“The D2D technology is interesting,” agrees Kharod. “We think that High Altitude Platform Station (HAPS) could address a need from customers to achieve MNO D2D capabilities and performance (5G/6G) from the stratosphere. D2D is a nascent technology, and some technological and regulatory challenges need to be fixed, but this could, ultimately, help drive cost down and open new markets, helping respond to the needs of MNOs in the region.”

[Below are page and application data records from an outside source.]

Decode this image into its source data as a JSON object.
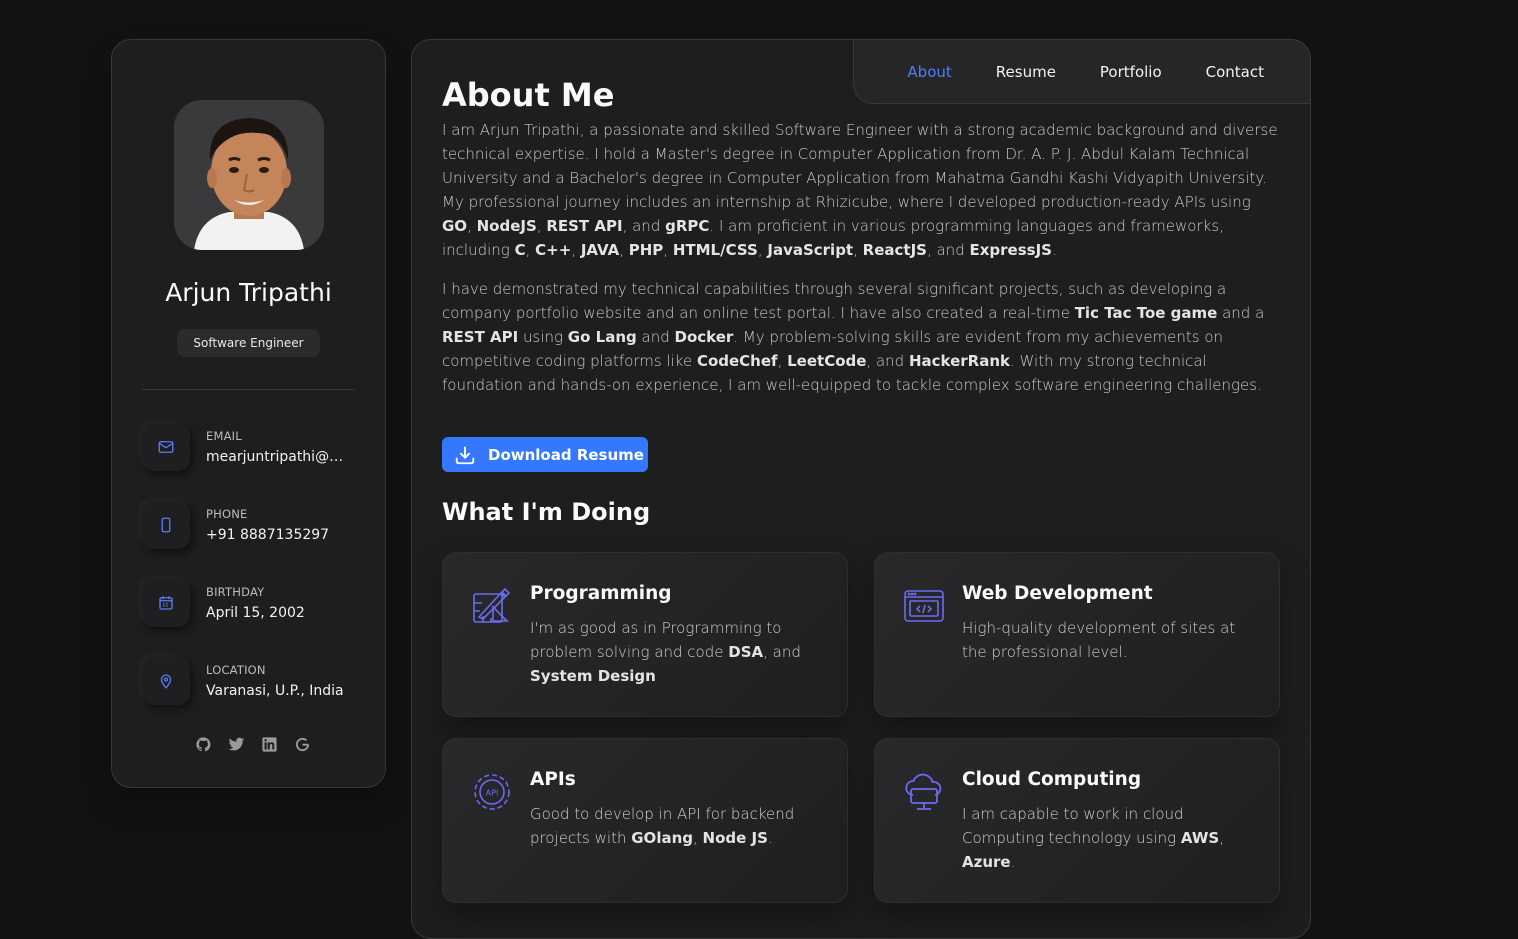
{
  "profile": {
    "name": "Arjun Tripathi",
    "role": "Software Engineer"
  },
  "contacts": [
    {
      "label": "EMAIL",
      "value": "mearjuntripathi@g...",
      "icon": "mail-icon"
    },
    {
      "label": "PHONE",
      "value": "+91 8887135297",
      "icon": "phone-icon"
    },
    {
      "label": "BIRTHDAY",
      "value": "April 15, 2002",
      "icon": "calendar-icon"
    },
    {
      "label": "LOCATION",
      "value": "Varanasi, U.P., India",
      "icon": "location-pin-icon"
    }
  ],
  "social": [
    "github-icon",
    "twitter-icon",
    "linkedin-icon",
    "google-icon"
  ],
  "nav": {
    "about": "About",
    "resume": "Resume",
    "portfolio": "Portfolio",
    "contact": "Contact",
    "active": "About"
  },
  "about": {
    "title": "About Me",
    "p1": [
      {
        "t": "I am Arjun Tripathi, a passionate and skilled Software Engineer with a strong academic background and diverse technical expertise. I hold a Master's degree in Computer Application from Dr. A. P. J. Abdul Kalam Technical University and a Bachelor's degree in Computer Application from Mahatma Gandhi Kashi Vidyapith University. My professional journey includes an internship at Rhizicube, where I developed production-ready APIs using "
      },
      {
        "t": "GO",
        "b": true
      },
      {
        "t": ", "
      },
      {
        "t": "NodeJS",
        "b": true
      },
      {
        "t": ", "
      },
      {
        "t": "REST API",
        "b": true
      },
      {
        "t": ", and "
      },
      {
        "t": "gRPC",
        "b": true
      },
      {
        "t": ". I am proficient in various programming languages and frameworks, including "
      },
      {
        "t": "C",
        "b": true
      },
      {
        "t": ", "
      },
      {
        "t": "C++",
        "b": true
      },
      {
        "t": ", "
      },
      {
        "t": "JAVA",
        "b": true
      },
      {
        "t": ", "
      },
      {
        "t": "PHP",
        "b": true
      },
      {
        "t": ", "
      },
      {
        "t": "HTML/CSS",
        "b": true
      },
      {
        "t": ", "
      },
      {
        "t": "JavaScript",
        "b": true
      },
      {
        "t": ", "
      },
      {
        "t": "ReactJS",
        "b": true
      },
      {
        "t": ", and "
      },
      {
        "t": "ExpressJS",
        "b": true
      },
      {
        "t": "."
      }
    ],
    "p2": [
      {
        "t": "I have demonstrated my technical capabilities through several significant projects, such as developing a company portfolio website and an online test portal. I have also created a real-time "
      },
      {
        "t": "Tic Tac Toe game",
        "b": true
      },
      {
        "t": " and a "
      },
      {
        "t": "REST API",
        "b": true
      },
      {
        "t": " using "
      },
      {
        "t": "Go Lang",
        "b": true
      },
      {
        "t": " and "
      },
      {
        "t": "Docker",
        "b": true
      },
      {
        "t": ". My problem-solving skills are evident from my achievements on competitive coding platforms like "
      },
      {
        "t": "CodeChef",
        "b": true
      },
      {
        "t": ", "
      },
      {
        "t": "LeetCode",
        "b": true
      },
      {
        "t": ", and "
      },
      {
        "t": "HackerRank",
        "b": true
      },
      {
        "t": ". With my strong technical foundation and hands-on experience, I am well-equipped to tackle complex software engineering challenges."
      }
    ]
  },
  "download_label": "Download Resume",
  "doing": {
    "title": "What I'm Doing",
    "services": [
      {
        "title": "Programming",
        "icon": "programming-icon",
        "text": [
          {
            "t": "I'm as good as in Programming to problem solving and code "
          },
          {
            "t": "DSA",
            "b": true
          },
          {
            "t": ", and "
          },
          {
            "t": "System Design",
            "b": true
          }
        ]
      },
      {
        "title": "Web Development",
        "icon": "web-development-icon",
        "text": [
          {
            "t": "High-quality development of sites at the professional level."
          }
        ]
      },
      {
        "title": "APIs",
        "icon": "api-gear-icon",
        "text": [
          {
            "t": "Good to develop in API for backend projects with "
          },
          {
            "t": "GOlang",
            "b": true
          },
          {
            "t": ", "
          },
          {
            "t": "Node JS",
            "b": true
          },
          {
            "t": "."
          }
        ]
      },
      {
        "title": "Cloud Computing",
        "icon": "cloud-computing-icon",
        "text": [
          {
            "t": "I am capable to work in cloud Computing technology using "
          },
          {
            "t": "AWS",
            "b": true
          },
          {
            "t": ", "
          },
          {
            "t": "Azure",
            "b": true
          },
          {
            "t": "."
          }
        ]
      }
    ]
  },
  "colors": {
    "accent": "#3478ff",
    "icon_purple": "#6b6cf0",
    "background": "#121212",
    "card": "#1e1e1f"
  }
}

While the technology is still developing, there have been many big partnership announcements in recent months, and the world’s first seamless 5G D2D connection across different network layers into the stratosphere, space and back was achieved in Croatia earlier this year. Deutsche Telekom’s mobile service provided from the stratosphere took the backhaul path via Intelsat’s satellite and its ground infrastructure to the backbone network or directly to the ground station. The data transfer started with a standard 5G cell phone over a 20MHz channel. In the airspace above Pula, Croatia, Deutsche Telekom achieved data speeds of up to 200Mbps.

D2D is expected to unlock extraordinary opportunities, although adoption will depend on factors like cost, reliability, terrestrial alternatives, policy makers, and market dynamics.

“The impact of satellite-to-device technology in southern Asia can be transformative, enabling connectivity in remote areas, enhancing disaster resilience, and fostering IoT deployments,” concludes Coleman.

Cost is key

Satellite can play a huge role in enabling essential services, although its use has traditionally been hindered due to the hefty price tag. However, while terrestrial infrastructure remains less expensive on a cost per bit level, its deployment is often price prohibitive due to small, dispersed communities, or challenges arising from the natural landscape itself – such as southern Asia’s many islands - rendering satellite the only viable option.

Recent advances in satellite and ground equipment technologies have led to better economics, says Kharod. “We have also developed cellular backhaul managed services for MNOs to back up and build out 2G, 3G, 4G, 5G, and IoT coverage anywhere, in less time and more cost-efficiently than when relying on terrestrial backhaul alone. Connectivity cost should not take over quality, and this is why we are working on innovations to make satellite more affordable.”

The combination of plummeting cost per bit for satellite capacity, and reduced ground station equipment prices herald a new era for connecting southern Asia’s more challenging locations. However, investments will still be significant in cost. A combined effort will be required from government and industry to ensure that growing connectivity demands are met, without breaking the bank.

“Responding to the growing connectivity needs of the region will require a concerted effort,” concludes Kharod. “We believe that partnerships between satellite communications companies and governments will enable to bring together complementary capabilities, playing a crucial role in delivering the much-needed connectivity.”